18 Apr Microsoft Teams vs Slack: How to Get Stuff Done at Work
Email alone is no longer keeping up with the demands of the modern workplace. Collaborations are getting more and more complex, and people need the ability to communicate with their team members in a way that is organized. Successful collaboration tools have to be simple to use but have the ability to handle complex tasks.
There are many apps vying to be the leader in this relatively new realm of applications. Slack has emerged as a strong contender, with many people praising its ability to connect team members in productive ways. Microsoft Teams, however, is coming forward as a viable alternative with increasing attention to detail that makes the app a formidable opponent for Slack. Let’s see how the two stack up.
Slack was launched in 2014 as a platform for team collaboration. It has since earned a reputation as being a very useful tool for teams who need to communicate in multiple ways.
- Key Features: Slack allows for group messaging, direct messaging, video and audio conferencing, file sharing, and app integration.
- Pricing: Slack offers a free version, but it has limited functionality. Standard access costs $8/person/month and Plus access costs $15/person/month, making full access much more expensive than many of its competitors.

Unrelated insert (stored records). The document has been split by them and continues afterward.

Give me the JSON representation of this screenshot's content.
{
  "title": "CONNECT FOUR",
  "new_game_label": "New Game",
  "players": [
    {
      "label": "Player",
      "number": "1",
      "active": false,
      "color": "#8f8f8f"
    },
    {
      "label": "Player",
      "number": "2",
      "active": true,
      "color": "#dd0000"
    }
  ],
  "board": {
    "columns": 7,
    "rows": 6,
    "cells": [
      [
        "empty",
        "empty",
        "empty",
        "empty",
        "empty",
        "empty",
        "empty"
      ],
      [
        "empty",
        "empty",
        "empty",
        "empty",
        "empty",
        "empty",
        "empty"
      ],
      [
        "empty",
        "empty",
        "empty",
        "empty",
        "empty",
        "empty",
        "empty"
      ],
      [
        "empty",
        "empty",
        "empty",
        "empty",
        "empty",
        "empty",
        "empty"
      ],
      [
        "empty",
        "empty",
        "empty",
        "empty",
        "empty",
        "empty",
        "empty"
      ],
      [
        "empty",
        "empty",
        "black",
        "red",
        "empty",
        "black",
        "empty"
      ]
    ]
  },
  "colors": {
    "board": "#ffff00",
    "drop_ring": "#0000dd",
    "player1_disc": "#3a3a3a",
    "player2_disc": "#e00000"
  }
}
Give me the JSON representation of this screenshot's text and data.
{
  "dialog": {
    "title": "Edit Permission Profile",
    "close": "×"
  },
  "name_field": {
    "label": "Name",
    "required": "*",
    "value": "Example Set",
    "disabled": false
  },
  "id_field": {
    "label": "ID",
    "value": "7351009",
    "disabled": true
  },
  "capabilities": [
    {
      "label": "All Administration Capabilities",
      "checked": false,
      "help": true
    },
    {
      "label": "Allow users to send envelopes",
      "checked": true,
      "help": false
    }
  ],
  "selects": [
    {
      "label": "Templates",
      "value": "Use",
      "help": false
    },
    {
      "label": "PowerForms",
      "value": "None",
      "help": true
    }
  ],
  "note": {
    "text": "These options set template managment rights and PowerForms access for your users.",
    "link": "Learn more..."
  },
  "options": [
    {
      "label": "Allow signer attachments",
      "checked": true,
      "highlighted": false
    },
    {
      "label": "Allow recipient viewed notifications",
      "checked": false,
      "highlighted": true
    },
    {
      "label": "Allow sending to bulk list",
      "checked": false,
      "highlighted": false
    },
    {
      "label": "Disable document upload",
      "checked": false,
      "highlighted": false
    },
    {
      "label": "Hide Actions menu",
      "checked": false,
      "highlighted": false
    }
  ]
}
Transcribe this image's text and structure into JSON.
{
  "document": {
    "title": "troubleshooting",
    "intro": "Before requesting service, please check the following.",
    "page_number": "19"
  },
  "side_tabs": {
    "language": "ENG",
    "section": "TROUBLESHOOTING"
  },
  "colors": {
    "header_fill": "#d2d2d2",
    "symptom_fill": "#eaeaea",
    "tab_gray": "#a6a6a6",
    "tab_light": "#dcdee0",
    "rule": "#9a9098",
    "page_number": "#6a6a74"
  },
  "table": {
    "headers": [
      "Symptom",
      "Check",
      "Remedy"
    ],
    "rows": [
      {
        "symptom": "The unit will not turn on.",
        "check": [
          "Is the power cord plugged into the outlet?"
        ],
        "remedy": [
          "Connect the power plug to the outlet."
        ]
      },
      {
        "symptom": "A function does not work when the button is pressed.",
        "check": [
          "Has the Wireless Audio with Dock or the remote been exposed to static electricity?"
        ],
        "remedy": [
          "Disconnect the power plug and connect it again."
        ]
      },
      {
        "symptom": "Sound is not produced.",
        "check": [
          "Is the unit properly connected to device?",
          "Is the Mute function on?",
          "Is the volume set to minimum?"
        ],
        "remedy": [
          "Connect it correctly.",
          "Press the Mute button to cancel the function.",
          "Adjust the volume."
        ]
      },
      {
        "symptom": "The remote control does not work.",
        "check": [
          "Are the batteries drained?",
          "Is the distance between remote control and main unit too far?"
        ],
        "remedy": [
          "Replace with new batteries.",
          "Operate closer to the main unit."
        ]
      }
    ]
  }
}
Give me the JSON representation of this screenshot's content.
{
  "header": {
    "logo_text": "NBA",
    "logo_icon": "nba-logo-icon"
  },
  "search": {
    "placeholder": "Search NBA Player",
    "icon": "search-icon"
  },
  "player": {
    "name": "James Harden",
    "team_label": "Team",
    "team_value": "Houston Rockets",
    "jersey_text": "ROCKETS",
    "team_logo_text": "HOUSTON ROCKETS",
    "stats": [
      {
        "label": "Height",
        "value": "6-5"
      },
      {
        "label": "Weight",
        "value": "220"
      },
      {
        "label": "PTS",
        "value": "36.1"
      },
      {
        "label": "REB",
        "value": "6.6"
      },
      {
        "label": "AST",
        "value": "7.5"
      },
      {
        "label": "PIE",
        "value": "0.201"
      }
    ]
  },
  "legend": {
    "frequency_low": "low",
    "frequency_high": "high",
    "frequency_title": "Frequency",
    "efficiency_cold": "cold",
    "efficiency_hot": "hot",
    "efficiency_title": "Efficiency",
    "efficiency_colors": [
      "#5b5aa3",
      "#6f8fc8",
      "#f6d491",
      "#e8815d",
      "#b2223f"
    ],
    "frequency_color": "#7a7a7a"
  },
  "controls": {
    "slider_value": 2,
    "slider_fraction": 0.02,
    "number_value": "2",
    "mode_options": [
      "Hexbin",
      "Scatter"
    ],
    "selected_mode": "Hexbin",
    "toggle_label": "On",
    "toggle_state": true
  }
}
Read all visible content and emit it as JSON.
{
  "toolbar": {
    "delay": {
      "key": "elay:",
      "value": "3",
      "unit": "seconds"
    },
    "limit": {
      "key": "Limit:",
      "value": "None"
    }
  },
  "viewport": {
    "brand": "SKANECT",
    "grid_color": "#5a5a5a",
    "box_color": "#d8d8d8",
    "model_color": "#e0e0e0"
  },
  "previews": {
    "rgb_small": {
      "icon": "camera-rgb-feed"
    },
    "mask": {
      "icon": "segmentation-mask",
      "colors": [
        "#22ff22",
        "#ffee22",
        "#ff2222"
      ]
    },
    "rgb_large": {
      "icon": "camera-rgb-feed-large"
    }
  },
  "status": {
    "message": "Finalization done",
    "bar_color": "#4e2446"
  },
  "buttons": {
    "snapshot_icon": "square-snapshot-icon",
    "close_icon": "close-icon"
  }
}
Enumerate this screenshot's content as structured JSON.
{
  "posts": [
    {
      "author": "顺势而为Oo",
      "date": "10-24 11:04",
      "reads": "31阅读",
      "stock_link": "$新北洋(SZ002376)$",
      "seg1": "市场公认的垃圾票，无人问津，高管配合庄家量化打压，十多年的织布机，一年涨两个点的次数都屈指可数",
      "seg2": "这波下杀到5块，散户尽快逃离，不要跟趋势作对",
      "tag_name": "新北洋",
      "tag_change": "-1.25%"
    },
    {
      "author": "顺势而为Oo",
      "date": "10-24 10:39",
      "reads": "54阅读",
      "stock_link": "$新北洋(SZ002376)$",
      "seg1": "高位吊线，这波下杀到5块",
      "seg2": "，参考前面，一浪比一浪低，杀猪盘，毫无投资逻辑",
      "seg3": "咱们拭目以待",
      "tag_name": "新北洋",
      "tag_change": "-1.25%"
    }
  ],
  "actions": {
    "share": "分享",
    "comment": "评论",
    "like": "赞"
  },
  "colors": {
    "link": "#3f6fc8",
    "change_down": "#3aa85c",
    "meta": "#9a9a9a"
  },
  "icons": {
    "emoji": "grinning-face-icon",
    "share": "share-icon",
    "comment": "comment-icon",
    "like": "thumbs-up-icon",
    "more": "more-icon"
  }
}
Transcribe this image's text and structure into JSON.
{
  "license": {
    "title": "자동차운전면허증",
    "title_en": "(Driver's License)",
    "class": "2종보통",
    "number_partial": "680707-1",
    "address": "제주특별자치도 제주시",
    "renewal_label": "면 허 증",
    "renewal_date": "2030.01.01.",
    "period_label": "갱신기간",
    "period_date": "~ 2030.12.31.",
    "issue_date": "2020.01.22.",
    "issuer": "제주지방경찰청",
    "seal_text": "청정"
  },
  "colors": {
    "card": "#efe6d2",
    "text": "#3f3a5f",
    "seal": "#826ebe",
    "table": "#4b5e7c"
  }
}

Part of Slack’s appeal is that it can be used in so many different ways to meet so many different needs. It is designed to be adaptable. Small teams can use it to help cut down on email inbox clutter. Large teams can break their groups into subgroups to help streamline communication. Creative teams can share drafts with the touch of a button and edit collaboratively using app integration.
That flexibility, though, comes with some downsides. Some users find the app overwhelming, and there isn’t a clear-cut user manual because there isn’t a single way to use it. This leaves a huge learning curve for Slack users both on an individual level and for companies that want to set some guidelines for how to use it best for their particular needs.
Microsoft Teams Details
Microsoft unveiled Teams in November of 2016 and began rolling it out in early 2017. It was clearly designed to be a direct competitor for apps like Slack, and Microsoft’s announcement got a somewhat-snarky open letter from Slack.
For some time, Slack’s smugness seemed warranted, as Teams wasn’t able to compete with Slack’s smooth integration with other apps. That’s changing, though. Microsoft has announced some big updates that will make Teams more directly competitive with Slack.
- Guest Access: One of the downfalls for Teams was that every user had to have an account, which was sometimes not feasible. It is now making changes to allow guests to have access as well.
- Pricing Changes: One of Slack’s major draws is that it has a free version, so companies could try it out on a small scale before committing to a monthly fee for full access. Teams had no such free entry point, but Microsoft has announced plans to create a free version. (Users will still need a Microsoft 365 account, though.)
- App Integration: Teams has always integrated well with Microsoft 365’s other apps, but it hasn’t had the functionality of Slack when it comes to interacting with external apps. The new updates change that as well, giving Teams users more options for integrating across multiple platforms.
Making a Choice
It’s clear that productivity is directly linked to the tools available, so many companies are going to be making a choice about which platform to use in order to allow their teams the most flexible, productive interactions.
The choice at this point will largely hinge on what other platform choices the business has made. Slack integrates directly with Google Drive, so businesses that have been built around that platform will likely stick with Slack. However, companies that are already using Office 365 as their primary platform will have no reason to pay an additional fee to use Slack. Teams will have comparable functionality and flexibility with the added bonus of being smoothly integrated (both financially and functionally) into the existing platform.
Microsoft Office users should perk up at the changes to Teams. Getting people working and collaborating together is about to get a lot easier. If you’ve got questions about how to make these changes work for you and your business, contact us today.